Reading strategies are cognitive and metacognitive actions that learners employ when reading to help them construct meaning. The strategies are often classified as behaviours devised to help readers before, during and after reading a text. As such, it is crucial for them to be aware of these strategies and build upon them over time as the text becomes more complex.
Skimming and scanning are the two most commonly used strategies for reading in the first and second languages. These speed reading approaches require specific steps when one needs to cover an extensive amount of reading material. When we speed-read, the objective is not to gain a complete understanding of the arguments in the text, but simply to determine what it is about.
Skimming is used to have an overview of the content. It requires a greater degree of reading and word recognition skills as it involves a more thorough understanding of the text, while scanning is used to locate specific facts or information in a text. In this section, we will discuss the strategies and techniques to skim and scan a reading text.

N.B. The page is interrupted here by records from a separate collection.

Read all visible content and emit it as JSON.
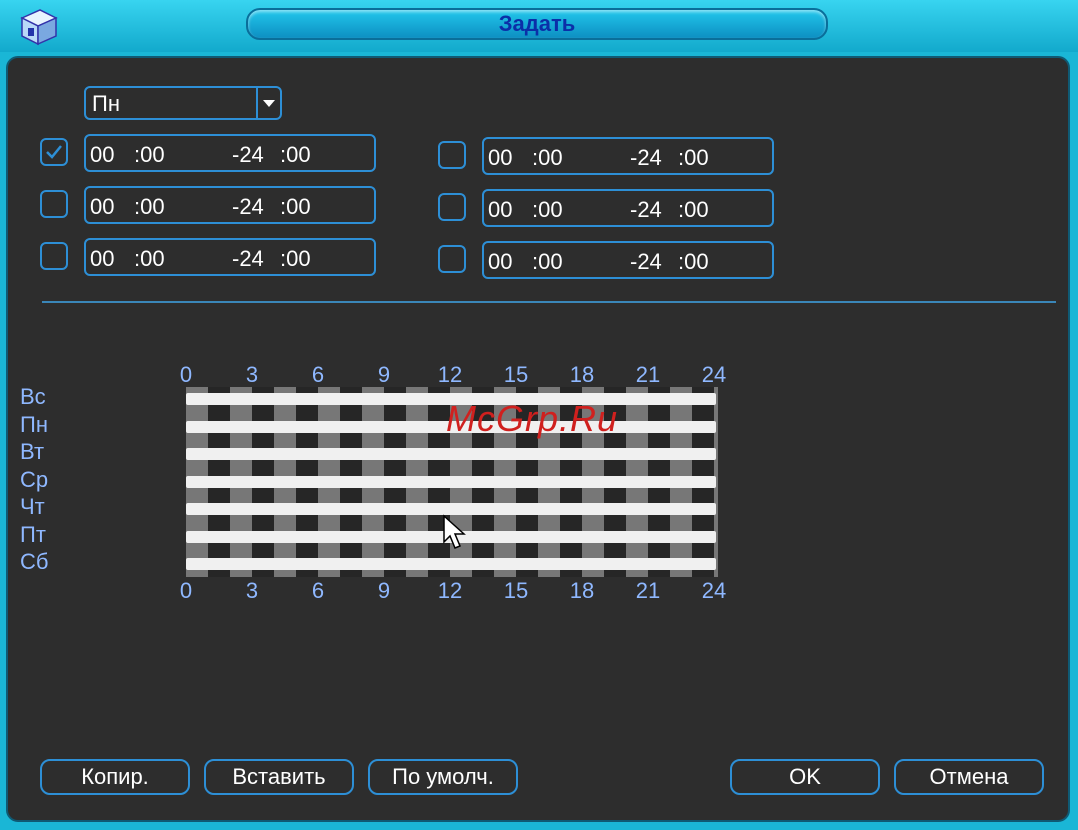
{
  "window": {
    "title": "Задать"
  },
  "day_select": {
    "value": "Пн"
  },
  "periods": [
    {
      "checked": true,
      "start_h": "00",
      "start_m": ":00",
      "end_h": "-24",
      "end_m": ":00"
    },
    {
      "checked": false,
      "start_h": "00",
      "start_m": ":00",
      "end_h": "-24",
      "end_m": ":00"
    },
    {
      "checked": false,
      "start_h": "00",
      "start_m": ":00",
      "end_h": "-24",
      "end_m": ":00"
    },
    {
      "checked": false,
      "start_h": "00",
      "start_m": ":00",
      "end_h": "-24",
      "end_m": ":00"
    },
    {
      "checked": false,
      "start_h": "00",
      "start_m": ":00",
      "end_h": "-24",
      "end_m": ":00"
    },
    {
      "checked": false,
      "start_h": "00",
      "start_m": ":00",
      "end_h": "-24",
      "end_m": ":00"
    }
  ],
  "schedule": {
    "hours": [
      "0",
      "3",
      "6",
      "9",
      "12",
      "15",
      "18",
      "21",
      "24"
    ],
    "days": [
      "Вс",
      "Пн",
      "Вт",
      "Ср",
      "Чт",
      "Пт",
      "Сб"
    ],
    "coverage": [
      {
        "day": "Вс",
        "start": 0,
        "end": 24
      },
      {
        "day": "Пн",
        "start": 0,
        "end": 24
      },
      {
        "day": "Вт",
        "start": 0,
        "end": 24
      },
      {
        "day": "Ср",
        "start": 0,
        "end": 24
      },
      {
        "day": "Чт",
        "start": 0,
        "end": 24
      },
      {
        "day": "Пт",
        "start": 0,
        "end": 24
      },
      {
        "day": "Сб",
        "start": 0,
        "end": 24
      }
    ]
  },
  "buttons": {
    "copy": "Копир.",
    "paste": "Вставить",
    "default": "По умолч.",
    "ok": "OK",
    "cancel": "Отмена"
  },
  "watermark": "McGrp.Ru",
  "colors": {
    "accent": "#2d8fd6",
    "title_text": "#0b2fa8",
    "label_blue": "#8fb8ff",
    "schedule_bar": "#f0f0f0",
    "watermark": "#d0201e"
  }
}
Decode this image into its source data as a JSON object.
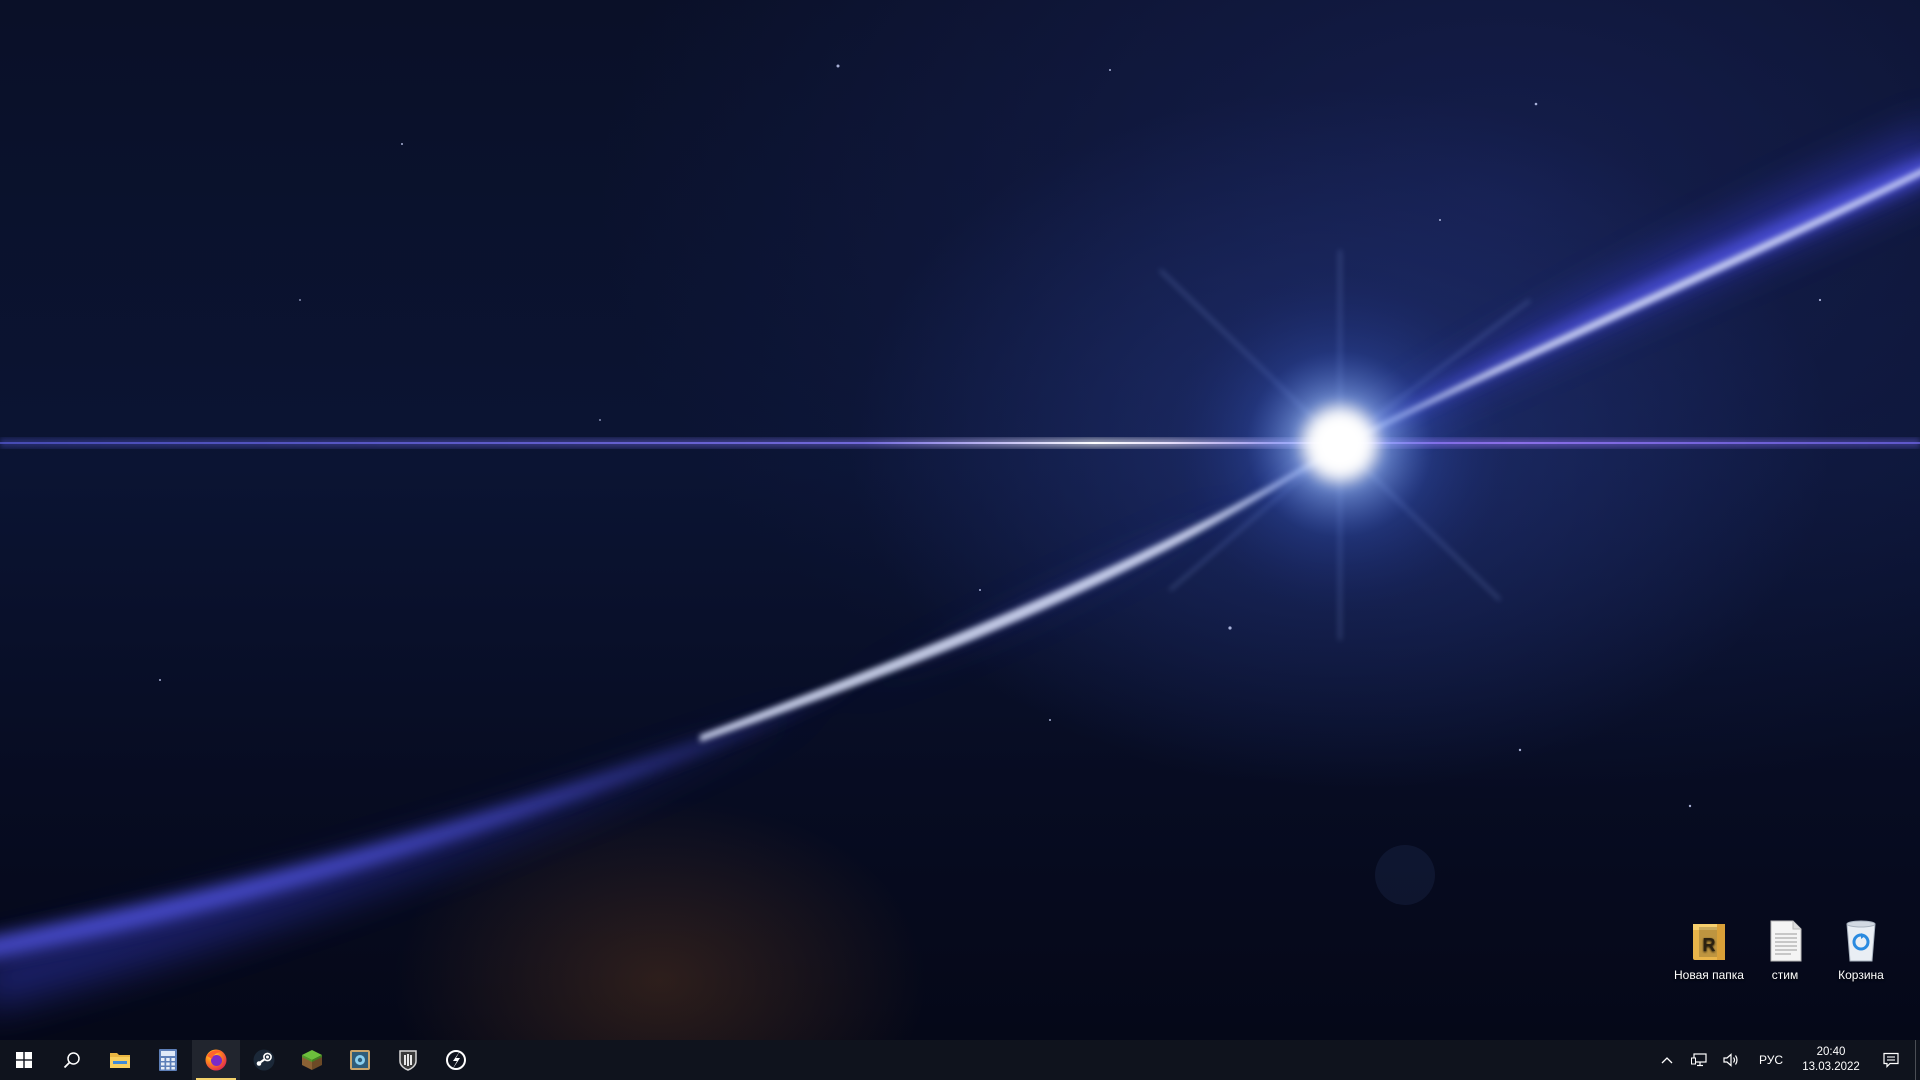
{
  "desktop": {
    "icons": [
      {
        "label": "Новая папка",
        "icon": "folder-icon"
      },
      {
        "label": "стим",
        "icon": "text-document-icon"
      },
      {
        "label": "Корзина",
        "icon": "recycle-bin-icon"
      }
    ]
  },
  "taskbar": {
    "buttons": [
      {
        "name": "start",
        "icon": "windows-logo-icon"
      },
      {
        "name": "search",
        "icon": "search-icon"
      },
      {
        "name": "file-explorer",
        "icon": "folder-icon"
      },
      {
        "name": "calculator",
        "icon": "calculator-icon"
      },
      {
        "name": "firefox",
        "icon": "firefox-icon",
        "active": true
      },
      {
        "name": "steam",
        "icon": "steam-icon"
      },
      {
        "name": "minecraft",
        "icon": "minecraft-grass-block-icon"
      },
      {
        "name": "app",
        "icon": "photo-app-icon"
      },
      {
        "name": "world-of-tanks",
        "icon": "tank-shield-icon"
      },
      {
        "name": "launcher",
        "icon": "launcher-icon"
      }
    ],
    "tray": {
      "language": "РУС",
      "time": "20:40",
      "date": "13.03.2022"
    }
  },
  "colors": {
    "accent_active": "#f4d26b",
    "beam": "#5a5cff",
    "taskbar": "#10141e"
  }
}
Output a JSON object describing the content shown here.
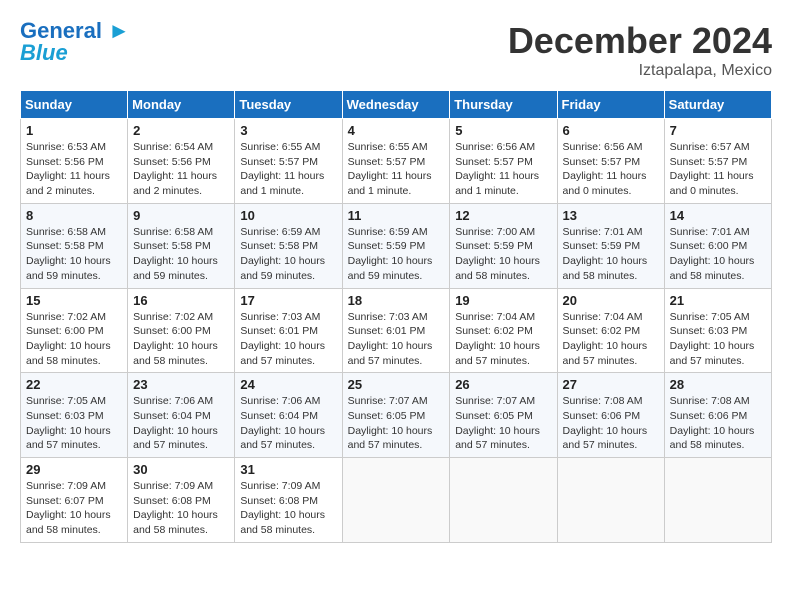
{
  "header": {
    "logo_line1": "General",
    "logo_line2": "Blue",
    "month_title": "December 2024",
    "location": "Iztapalapa, Mexico"
  },
  "weekdays": [
    "Sunday",
    "Monday",
    "Tuesday",
    "Wednesday",
    "Thursday",
    "Friday",
    "Saturday"
  ],
  "weeks": [
    [
      {
        "day": "1",
        "info": "Sunrise: 6:53 AM\nSunset: 5:56 PM\nDaylight: 11 hours and 2 minutes."
      },
      {
        "day": "2",
        "info": "Sunrise: 6:54 AM\nSunset: 5:56 PM\nDaylight: 11 hours and 2 minutes."
      },
      {
        "day": "3",
        "info": "Sunrise: 6:55 AM\nSunset: 5:57 PM\nDaylight: 11 hours and 1 minute."
      },
      {
        "day": "4",
        "info": "Sunrise: 6:55 AM\nSunset: 5:57 PM\nDaylight: 11 hours and 1 minute."
      },
      {
        "day": "5",
        "info": "Sunrise: 6:56 AM\nSunset: 5:57 PM\nDaylight: 11 hours and 1 minute."
      },
      {
        "day": "6",
        "info": "Sunrise: 6:56 AM\nSunset: 5:57 PM\nDaylight: 11 hours and 0 minutes."
      },
      {
        "day": "7",
        "info": "Sunrise: 6:57 AM\nSunset: 5:57 PM\nDaylight: 11 hours and 0 minutes."
      }
    ],
    [
      {
        "day": "8",
        "info": "Sunrise: 6:58 AM\nSunset: 5:58 PM\nDaylight: 10 hours and 59 minutes."
      },
      {
        "day": "9",
        "info": "Sunrise: 6:58 AM\nSunset: 5:58 PM\nDaylight: 10 hours and 59 minutes."
      },
      {
        "day": "10",
        "info": "Sunrise: 6:59 AM\nSunset: 5:58 PM\nDaylight: 10 hours and 59 minutes."
      },
      {
        "day": "11",
        "info": "Sunrise: 6:59 AM\nSunset: 5:59 PM\nDaylight: 10 hours and 59 minutes."
      },
      {
        "day": "12",
        "info": "Sunrise: 7:00 AM\nSunset: 5:59 PM\nDaylight: 10 hours and 58 minutes."
      },
      {
        "day": "13",
        "info": "Sunrise: 7:01 AM\nSunset: 5:59 PM\nDaylight: 10 hours and 58 minutes."
      },
      {
        "day": "14",
        "info": "Sunrise: 7:01 AM\nSunset: 6:00 PM\nDaylight: 10 hours and 58 minutes."
      }
    ],
    [
      {
        "day": "15",
        "info": "Sunrise: 7:02 AM\nSunset: 6:00 PM\nDaylight: 10 hours and 58 minutes."
      },
      {
        "day": "16",
        "info": "Sunrise: 7:02 AM\nSunset: 6:00 PM\nDaylight: 10 hours and 58 minutes."
      },
      {
        "day": "17",
        "info": "Sunrise: 7:03 AM\nSunset: 6:01 PM\nDaylight: 10 hours and 57 minutes."
      },
      {
        "day": "18",
        "info": "Sunrise: 7:03 AM\nSunset: 6:01 PM\nDaylight: 10 hours and 57 minutes."
      },
      {
        "day": "19",
        "info": "Sunrise: 7:04 AM\nSunset: 6:02 PM\nDaylight: 10 hours and 57 minutes."
      },
      {
        "day": "20",
        "info": "Sunrise: 7:04 AM\nSunset: 6:02 PM\nDaylight: 10 hours and 57 minutes."
      },
      {
        "day": "21",
        "info": "Sunrise: 7:05 AM\nSunset: 6:03 PM\nDaylight: 10 hours and 57 minutes."
      }
    ],
    [
      {
        "day": "22",
        "info": "Sunrise: 7:05 AM\nSunset: 6:03 PM\nDaylight: 10 hours and 57 minutes."
      },
      {
        "day": "23",
        "info": "Sunrise: 7:06 AM\nSunset: 6:04 PM\nDaylight: 10 hours and 57 minutes."
      },
      {
        "day": "24",
        "info": "Sunrise: 7:06 AM\nSunset: 6:04 PM\nDaylight: 10 hours and 57 minutes."
      },
      {
        "day": "25",
        "info": "Sunrise: 7:07 AM\nSunset: 6:05 PM\nDaylight: 10 hours and 57 minutes."
      },
      {
        "day": "26",
        "info": "Sunrise: 7:07 AM\nSunset: 6:05 PM\nDaylight: 10 hours and 57 minutes."
      },
      {
        "day": "27",
        "info": "Sunrise: 7:08 AM\nSunset: 6:06 PM\nDaylight: 10 hours and 57 minutes."
      },
      {
        "day": "28",
        "info": "Sunrise: 7:08 AM\nSunset: 6:06 PM\nDaylight: 10 hours and 58 minutes."
      }
    ],
    [
      {
        "day": "29",
        "info": "Sunrise: 7:09 AM\nSunset: 6:07 PM\nDaylight: 10 hours and 58 minutes."
      },
      {
        "day": "30",
        "info": "Sunrise: 7:09 AM\nSunset: 6:08 PM\nDaylight: 10 hours and 58 minutes."
      },
      {
        "day": "31",
        "info": "Sunrise: 7:09 AM\nSunset: 6:08 PM\nDaylight: 10 hours and 58 minutes."
      },
      null,
      null,
      null,
      null
    ]
  ]
}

When students become more confident with their ability to read in English, they can learn to approach academic texts with different reading strategies and skills. The strategies and skills used will also depend on the purpose and intent for reading. The more students are encouraged to approach a text by first using skimming or scanning techniques, the sooner they will begin to realise that they do not have to read and understand every word in the text. This is crucial for slow readers who are ‘text-bound’ and think that they have to work rigorously through every word in order to understand a text.